This autobiographical book tells the story of Junior Nzita Nsuami who was forcibly recruited at the age of 12. He was demobilized in 2006 after 10 years of military service. The book has to deal with the challenges of returning to civilian society and the traumatic experiences and feelings of guilt. Junior Nzita describes his experiences as a child soldier and how he managed to leave the army to resume his educations and work for peace and justice and in particular for the concerns of children. Junior Nzita Nsuami is a former child soldier from the Democratic Republic of Congo. He is now a goodwill ambassador for the United Nations to the issue of children in armed conflicts and dedicated to the support of former child soldiers. He is the founder of the organisation "Paix pour l'Enfance" and a partner of the Trauma Healing and Creative Arts Coalition (THAC).

Produktinformationen

    Format: ePUB
    Kopierschutz: watermark
    Seitenzahl: 110
    Erscheinungsdatum: 25.07.2016
    Sprache: Englisch
    ISBN: 9783906821009
    Verlag: THAC
    Größe: 2374kBytes
Weiterlesen weniger lesen

If my Life as a Child Soldier Could be Told

I. Portrait

My name is Junior Nzita, son of Mr Nzita Fidèle and Mrs Muhindula Hasya. I was born in Kiondo, on the 28th May 1984 in the Province of North-Kivu in the Democratic Republic of Congo.

I am of an average size, my complexion is fairly light and I weigh fifty-five kilos. I used to live in the Ofce district, in the commune of Karisimbi and I am the youngest in a family of five children: two boys and three girls.

I went to Primary School 1 (E.P.1) in Karisimbi, a government regulated Catholic school, until I received my Certificate of Primary School Education (CEP), in 1996 and I went to Kiondo, also in North-Kivu, to carry on with my secondary education.

One evening, before sending me to the boarding school, my dad gave me some fatherly advice; he exhorted me to be humble and calm, to show respect for my elders, for my teachers and for my schoolmates. For me to better assimilate his advice, he took the example of Pharaoh in the Bible:- he, who was amongst the most powerful men of his time, had found himself powerless and weak in front of his own dream, which he had one night and which was to be interpreted by one of his weak subjects.

My father gave me this example to make me understand that it wasn't necessary for me to be puffed up with pride or to feel big when in front of the weak.

It was after giving me his wise advice that he took me to the boarding school; it was on a Sunday after church.

II. About A Forced Recruitment Into The Army

As I mentioned before, I went to Kiondo, still in North-Kivu, to carry on with my secondary education.
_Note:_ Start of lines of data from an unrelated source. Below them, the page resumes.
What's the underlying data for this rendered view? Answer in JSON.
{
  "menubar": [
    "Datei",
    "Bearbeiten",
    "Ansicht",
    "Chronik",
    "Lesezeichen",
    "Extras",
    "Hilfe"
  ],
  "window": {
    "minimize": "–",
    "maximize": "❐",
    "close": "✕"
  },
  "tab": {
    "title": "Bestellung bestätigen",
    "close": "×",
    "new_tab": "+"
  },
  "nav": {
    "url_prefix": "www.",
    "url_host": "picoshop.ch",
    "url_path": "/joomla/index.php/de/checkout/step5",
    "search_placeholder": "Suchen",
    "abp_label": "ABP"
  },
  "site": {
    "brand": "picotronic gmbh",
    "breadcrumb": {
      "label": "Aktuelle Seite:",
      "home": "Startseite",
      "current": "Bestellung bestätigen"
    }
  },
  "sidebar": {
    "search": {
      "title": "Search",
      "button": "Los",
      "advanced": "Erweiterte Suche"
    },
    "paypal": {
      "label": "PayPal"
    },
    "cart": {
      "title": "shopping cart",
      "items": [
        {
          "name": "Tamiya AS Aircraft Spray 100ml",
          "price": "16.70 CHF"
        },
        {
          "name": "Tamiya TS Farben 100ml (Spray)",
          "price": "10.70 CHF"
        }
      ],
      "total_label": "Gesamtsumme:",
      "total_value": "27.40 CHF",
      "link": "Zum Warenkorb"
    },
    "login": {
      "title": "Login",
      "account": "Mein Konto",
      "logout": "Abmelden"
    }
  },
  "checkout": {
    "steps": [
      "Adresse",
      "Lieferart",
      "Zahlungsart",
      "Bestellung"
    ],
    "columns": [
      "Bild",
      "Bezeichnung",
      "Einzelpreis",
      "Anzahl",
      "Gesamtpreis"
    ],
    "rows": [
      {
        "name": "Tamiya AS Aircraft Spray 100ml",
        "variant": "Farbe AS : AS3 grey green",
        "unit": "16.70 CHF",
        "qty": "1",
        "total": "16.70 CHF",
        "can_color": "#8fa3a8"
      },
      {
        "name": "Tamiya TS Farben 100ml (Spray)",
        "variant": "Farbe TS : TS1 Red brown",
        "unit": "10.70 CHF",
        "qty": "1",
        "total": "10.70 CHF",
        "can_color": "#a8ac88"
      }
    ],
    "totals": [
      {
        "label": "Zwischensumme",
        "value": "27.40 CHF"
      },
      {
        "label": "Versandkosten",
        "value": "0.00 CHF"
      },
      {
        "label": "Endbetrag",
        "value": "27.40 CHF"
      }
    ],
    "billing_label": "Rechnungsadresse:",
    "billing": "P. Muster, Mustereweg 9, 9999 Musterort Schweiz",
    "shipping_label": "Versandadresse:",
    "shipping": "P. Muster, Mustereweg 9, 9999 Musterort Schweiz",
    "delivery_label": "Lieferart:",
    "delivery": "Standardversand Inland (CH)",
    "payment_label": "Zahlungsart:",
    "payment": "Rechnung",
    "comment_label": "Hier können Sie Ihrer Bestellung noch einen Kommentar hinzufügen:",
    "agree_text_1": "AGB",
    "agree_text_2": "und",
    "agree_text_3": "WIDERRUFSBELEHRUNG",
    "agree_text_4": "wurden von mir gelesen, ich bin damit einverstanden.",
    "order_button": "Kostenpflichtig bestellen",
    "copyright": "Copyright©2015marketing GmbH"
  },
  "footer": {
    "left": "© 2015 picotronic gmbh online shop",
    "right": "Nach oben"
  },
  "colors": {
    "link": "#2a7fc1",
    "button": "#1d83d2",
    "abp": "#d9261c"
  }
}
That's where people from the Alliance of Democratic Forces forcibly enlisted me in the army for the Liberation of Congo, referred to as the AFDL.

It happened on a Saturday in November 1996, when I was only twelve years of age that after a friendly soccer match with classmates, we went to wash before the evening study session which took place before dinner. It was after taking our bath that we started hearing the crackling of bullets outside. Those who were in charge of our dormitory quickly locked all the doors but they could not resist the brutality of the assailants who managed to break them down, and in an atmosphere of sustained gunfire they overpowered us.

We were all subdued and then lined up in single file in containers in which we were tightly locked up in order to prevent us from being able to recognise our route. On the way, some of the children succumbed to traumas they could not endure.

We drove inside the container for about an hour or more and when the vehicle stopped, still at night, we were taken down from the container to be brought to a training centre that is called "Rumangabo", also in North-Kivu.

As soon as we arrived in the centre, I started experiencing things that I could not have imagined I would ever experience in my life. Immediately after we had arrived, a soldier gave us blankets, Godjo rubber ankle boots, army suits and other pieces of equipment such as razor blades to cut our hair.

We were put into groups of five, so that each group would use only one razor blade. It already sounded hard and this was just the beginning. At that very instant, a soldier introduced the commander of the centre to us. He spoke in Swahili and explained that if we were in this centre, it was for the purpose of acquiring military training in order to go and chase away Mobutu, the dictator who was in power in Kinshasa.

Having received this disturbing news, many of my colleagues could not contain their tears and others would faint every time they thought of their dear parents who were staying far from the centre.

III. About Our Military Training

We started our military training with what is called "rehi" in Swahili. Rwandan instructors first taught us how to roll on the ground and crawl. Th

Weiterlesen weniger lesen

Kundenbewertungen